In Conroy v Scottish Football Association Ltd UKEATS/0024/13, the Employment Appeal Tribunal (EAT) considered the employment status of a football referee for the purposes of unfair dismissal legislation.
Mr Conroy, a referee, brought a claim for unfair dismissal against the Scottish Football Association (SFA). The Employment Tribunal agreed with the SFA's argument that Mr Conroy was self-employed (as opposed to an employee), and so could not bring a claim for unfair dismissal. On appeal, the EAT found that the Employment Tribunal's decision was correct. It had carefully considered and weighed up all the relevant factors, some of which were indicative of employment (e.g. Mr Conroy was not entitled to send a substitute in his place and he was covered by the SFA's private medical insurance), and others which were indicative of self-employment status (e.g. Mr Conroy paid his own taxes, was not subject to disciplinary procedures, and had the right to decline matches). On balance, the Employment Tribunal found that there were more factors which indicated that Mr Conroy was self-employed, and this was a decision that it was entitled to make.

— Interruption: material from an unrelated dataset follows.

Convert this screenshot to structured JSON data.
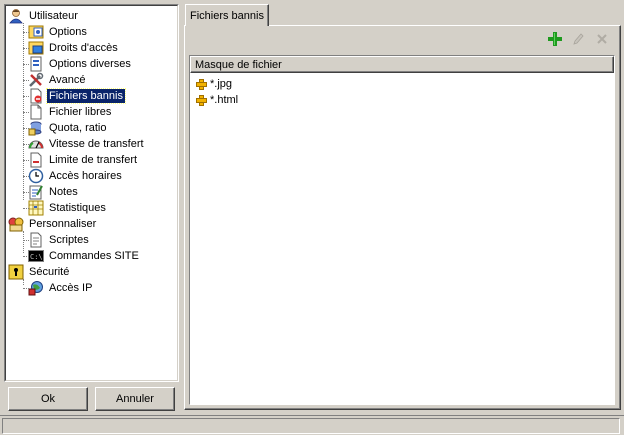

This case is a useful reminder of the factors that Tribunals take into account when considering someone's employment status. It also provides reassurance to companies that one or two ‘anomalies' will not necessarily prevent an individual being classified in a particular way; it is a balancing act taking all factors into account.